WHAT THIS TASK INVOLVES: Leaving the pictures aside, return all of the data below exactly.

[Data records for software interfaces]
>>>>>

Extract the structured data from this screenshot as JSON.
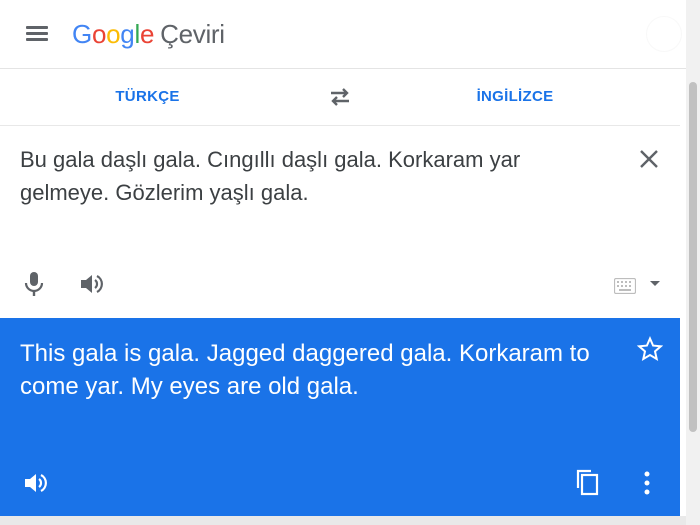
{
  "app": {
    "logo_parts": [
      {
        "char": "G",
        "color": "#4285F4"
      },
      {
        "char": "o",
        "color": "#EA4335"
      },
      {
        "char": "o",
        "color": "#FBBC05"
      },
      {
        "char": "g",
        "color": "#4285F4"
      },
      {
        "char": "l",
        "color": "#34A853"
      },
      {
        "char": "e",
        "color": "#EA4335"
      }
    ],
    "product_name": "Çeviri"
  },
  "languages": {
    "source": "TÜRKÇE",
    "target": "İNGİLİZCE"
  },
  "source_panel": {
    "text": "Bu gala daşlı gala. Cıngıllı daşlı gala. Korkaram yar gelmeye. Gözlerim yaşlı gala."
  },
  "result_panel": {
    "text": "This gala is gala. Jagged daggered gala. Korkaram to come yar. My eyes are old gala."
  },
  "colors": {
    "accent": "#1a73e8",
    "icon_gray": "#5f6368",
    "result_bg": "#1a73e8"
  },
  "icons": {
    "menu": "menu-icon",
    "swap": "swap-languages-icon",
    "clear": "close-icon",
    "mic": "microphone-icon",
    "speaker": "speaker-icon",
    "keyboard": "keyboard-icon",
    "star": "star-icon",
    "copy": "copy-icon",
    "more": "more-vertical-icon"
  }
}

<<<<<

RESULT OF THIS EXERCISE:
Extract the structured data from this screenshot as JSON.
{
  "app": {
    "logo_parts": [
      {
        "char": "G",
        "color": "#4285F4"
      },
      {
        "char": "o",
        "color": "#EA4335"
      },
      {
        "char": "o",
        "color": "#FBBC05"
      },
      {
        "char": "g",
        "color": "#4285F4"
      },
      {
        "char": "l",
        "color": "#34A853"
      },
      {
        "char": "e",
        "color": "#EA4335"
      }
    ],
    "product_name": "Çeviri"
  },
  "languages": {
    "source": "TÜRKÇE",
    "target": "İNGİLİZCE"
  },
  "source_panel": {
    "text": "Bu gala daşlı gala. Cıngıllı daşlı gala. Korkaram yar gelmeye. Gözlerim yaşlı gala."
  },
  "result_panel": {
    "text": "This gala is gala. Jagged daggered gala. Korkaram to come yar. My eyes are old gala."
  },
  "colors": {
    "accent": "#1a73e8",
    "icon_gray": "#5f6368",
    "result_bg": "#1a73e8"
  },
  "icons": {
    "menu": "menu-icon",
    "swap": "swap-languages-icon",
    "clear": "close-icon",
    "mic": "microphone-icon",
    "speaker": "speaker-icon",
    "keyboard": "keyboard-icon",
    "star": "star-icon",
    "copy": "copy-icon",
    "more": "more-vertical-icon"
  }
}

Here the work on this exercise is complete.